GOES-11 IR Satellite Image
Tuesday, Sept. 29, 2009 1:30 p.m. PDT

The frontal band associated with the first Pacific upper level low system and trough of Autumn 2009 is producing some showers in Central California. Some snow showers could occur at the higher elevations of the Sierra. A strong onshore flow has dramatically cooled temperatures throughout the state.

Today's cool temps are a welcome respite from several days of hot weather. Wednesday and Thursday of last week, Downtown Los Angeles (USC) recorded a high of 100°F; and Saturday, Woodland Hills (Pierce College) reported a high of 107°F. Temperatures are expected to rebound Wednesday, Thursday and Friday, but are forecast to cool again over the weekend.

Similar to what occurred in July there has been little change in equatorial Pacific SST anomalies, the Southern Oscillation Index (SOI) has switched from negative to positive, the Aug-Sep Multivariate ENSO Index (MEI) value is not expected to significantly increase, and the Global Wind Oscillation (GWO) has dropped its orbit to a lower relative AAM state.

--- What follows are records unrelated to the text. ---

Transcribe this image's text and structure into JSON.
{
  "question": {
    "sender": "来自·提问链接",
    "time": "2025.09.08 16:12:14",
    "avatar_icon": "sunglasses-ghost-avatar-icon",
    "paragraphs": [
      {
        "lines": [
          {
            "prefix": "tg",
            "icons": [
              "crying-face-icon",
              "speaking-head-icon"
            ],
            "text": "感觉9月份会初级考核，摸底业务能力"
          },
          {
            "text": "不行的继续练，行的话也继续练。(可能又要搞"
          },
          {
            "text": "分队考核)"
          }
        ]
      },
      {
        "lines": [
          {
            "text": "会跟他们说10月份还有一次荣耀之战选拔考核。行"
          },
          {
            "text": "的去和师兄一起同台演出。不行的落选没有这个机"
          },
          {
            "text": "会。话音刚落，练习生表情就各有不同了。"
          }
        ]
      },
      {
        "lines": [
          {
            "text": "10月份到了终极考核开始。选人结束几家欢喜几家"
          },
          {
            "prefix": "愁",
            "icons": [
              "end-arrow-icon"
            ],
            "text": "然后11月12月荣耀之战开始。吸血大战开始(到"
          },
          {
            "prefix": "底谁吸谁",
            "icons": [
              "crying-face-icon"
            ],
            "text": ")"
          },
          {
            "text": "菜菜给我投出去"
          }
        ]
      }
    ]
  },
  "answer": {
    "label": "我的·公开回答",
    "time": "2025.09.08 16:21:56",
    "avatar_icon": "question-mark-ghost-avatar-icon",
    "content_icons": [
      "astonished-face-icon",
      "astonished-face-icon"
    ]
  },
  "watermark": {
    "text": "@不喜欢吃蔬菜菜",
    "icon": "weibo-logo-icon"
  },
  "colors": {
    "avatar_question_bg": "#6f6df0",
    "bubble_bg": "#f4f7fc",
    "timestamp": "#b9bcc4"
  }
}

On the plus side, a large area of enhanced convection has redeveloped in the West Central Pacific from about 150E to the dateline, and another of a series of Westerly Wind Bursts (WWB) is occurring -- the strongest observed so far during this ENSO transition. This WWB will likely be followed by another eastward propagating downwelling Kelvin wave, which could help increase upper-ocean heat content anomalies in the equatorial Pacific.

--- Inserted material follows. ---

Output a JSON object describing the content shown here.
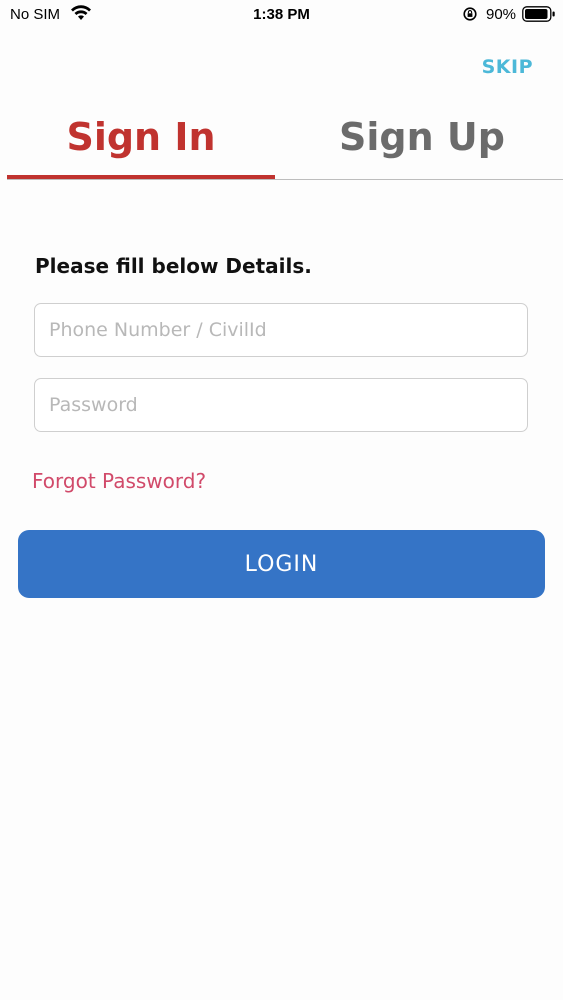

Moderate El Niños come in many flavors and have varying impacts. Under the guise of such El Niños Los Angeles experienced its second wettest water year on record in 2004-2005, when 37.25 inches of rain was recorded; then in 2006-2007 had its driest water year on record, when only 3.21" was recorded.

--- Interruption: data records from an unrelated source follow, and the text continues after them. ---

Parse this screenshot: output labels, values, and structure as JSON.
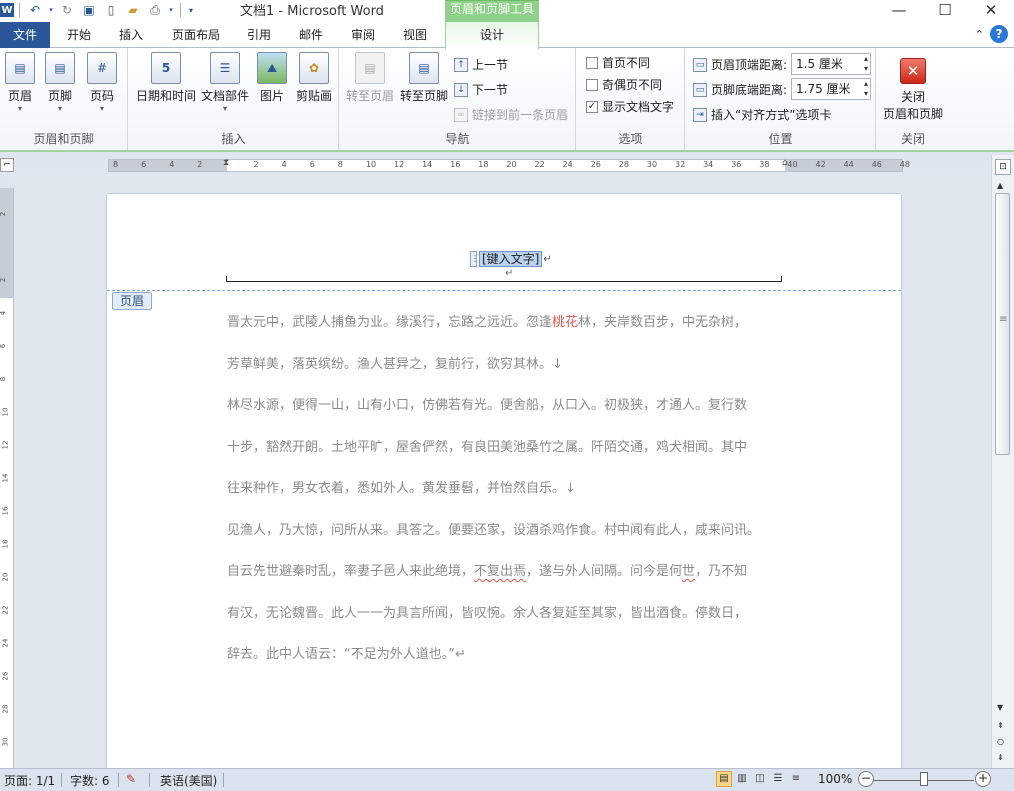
{
  "window": {
    "title": "文档1  -  Microsoft Word",
    "context_tab_title": "页眉和页脚工具",
    "controls": [
      "minimize-icon",
      "maximize-icon",
      "close-icon"
    ]
  },
  "ribbon_tabs": [
    "文件",
    "开始",
    "插入",
    "页面布局",
    "引用",
    "邮件",
    "审阅",
    "视图",
    "设计"
  ],
  "ribbon": {
    "groups": {
      "hf": {
        "label": "页眉和页脚",
        "header": "页眉",
        "footer": "页脚",
        "page_number": "页码"
      },
      "insert": {
        "label": "插入",
        "datetime": "日期和时间",
        "docparts": "文档部件",
        "picture": "图片",
        "clipart": "剪贴画"
      },
      "nav": {
        "label": "导航",
        "goto_header": "转至页眉",
        "goto_footer": "转至页脚",
        "prev": "上一节",
        "next": "下一节",
        "link_prev": "链接到前一条页眉"
      },
      "options": {
        "label": "选项",
        "first_page": "首页不同",
        "odd_even": "奇偶页不同",
        "show_text": "显示文档文字",
        "show_text_checked": "✓"
      },
      "position": {
        "label": "位置",
        "header_top": "页眉顶端距离:",
        "header_top_value": "1.5 厘米",
        "footer_bottom": "页脚底端距离:",
        "footer_bottom_value": "1.75 厘米",
        "insert_align": "插入“对齐方式”选项卡"
      },
      "close": {
        "label": "关闭",
        "close_btn_line1": "关闭",
        "close_btn_line2": "页眉和页脚"
      }
    }
  },
  "ruler": {
    "h_ticks": [
      "8",
      "6",
      "4",
      "2",
      "",
      "2",
      "4",
      "6",
      "8",
      "10",
      "12",
      "14",
      "16",
      "18",
      "20",
      "22",
      "24",
      "26",
      "28",
      "30",
      "32",
      "34",
      "36",
      "38",
      "40",
      "42",
      "44",
      "46",
      "48"
    ],
    "v_ticks": [
      "2",
      "",
      "2",
      "4",
      "6",
      "8",
      "10",
      "12",
      "14",
      "16",
      "18",
      "20",
      "22",
      "24",
      "26",
      "28",
      "30",
      "32"
    ]
  },
  "document": {
    "header_placeholder": "[键入文字]",
    "header_tag": "页眉",
    "paragraphs": [
      {
        "pre": "晋太元中，武陵人捕鱼为业。缘溪行，忘路之远近。忽逢",
        "red": "桃花",
        "post": "林，夹岸数百步，中无杂树，"
      },
      {
        "pre": "芳草鲜美，落英缤纷。渔人甚异之，复前行，欲穷其林。↓",
        "red": "",
        "post": ""
      },
      {
        "pre": "林尽水源，便得一山，山有小口，仿佛若有光。便舍船，从口入。初极狭，才通人。复行数",
        "red": "",
        "post": ""
      },
      {
        "pre": "十步，豁然开朗。土地平旷，屋舍俨然，有良田美池桑竹之属。阡陌交通，鸡犬相闻。其中",
        "red": "",
        "post": ""
      },
      {
        "pre": "往来种作，男女衣着，悉如外人。黄发垂髫，并怡然自乐。↓",
        "red": "",
        "post": ""
      },
      {
        "pre": "见渔人，乃大惊，问所从来。具答之。便要还家，设酒杀鸡作食。村中闻有此人，咸来问讯。",
        "red": "",
        "post": ""
      },
      {
        "pre": "自云先世避秦时乱，率妻子邑人来此绝境，",
        "squig1": "不复出焉",
        "mid": "，遂与外人间隔。问今是何",
        "squig2": "世",
        "post": "，乃不知"
      },
      {
        "pre": "有汉，无论魏晋。此人一一为具言所闻，皆叹惋。余人各复延至其家，皆出酒食。停数日，",
        "red": "",
        "post": ""
      },
      {
        "pre": "辞去。此中人语云：“不足为外人道也。”↵",
        "red": "",
        "post": ""
      }
    ]
  },
  "status_bar": {
    "page": "页面: 1/1",
    "words": "字数: 6",
    "language": "英语(美国)",
    "zoom": "100%"
  },
  "colors": {
    "file_tab": "#2b579a",
    "context_tab": "#8fd18a",
    "highlight_red": "#e2554c"
  }
}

More information concerning Southern California weather can be found using our WEATHER LINKS page.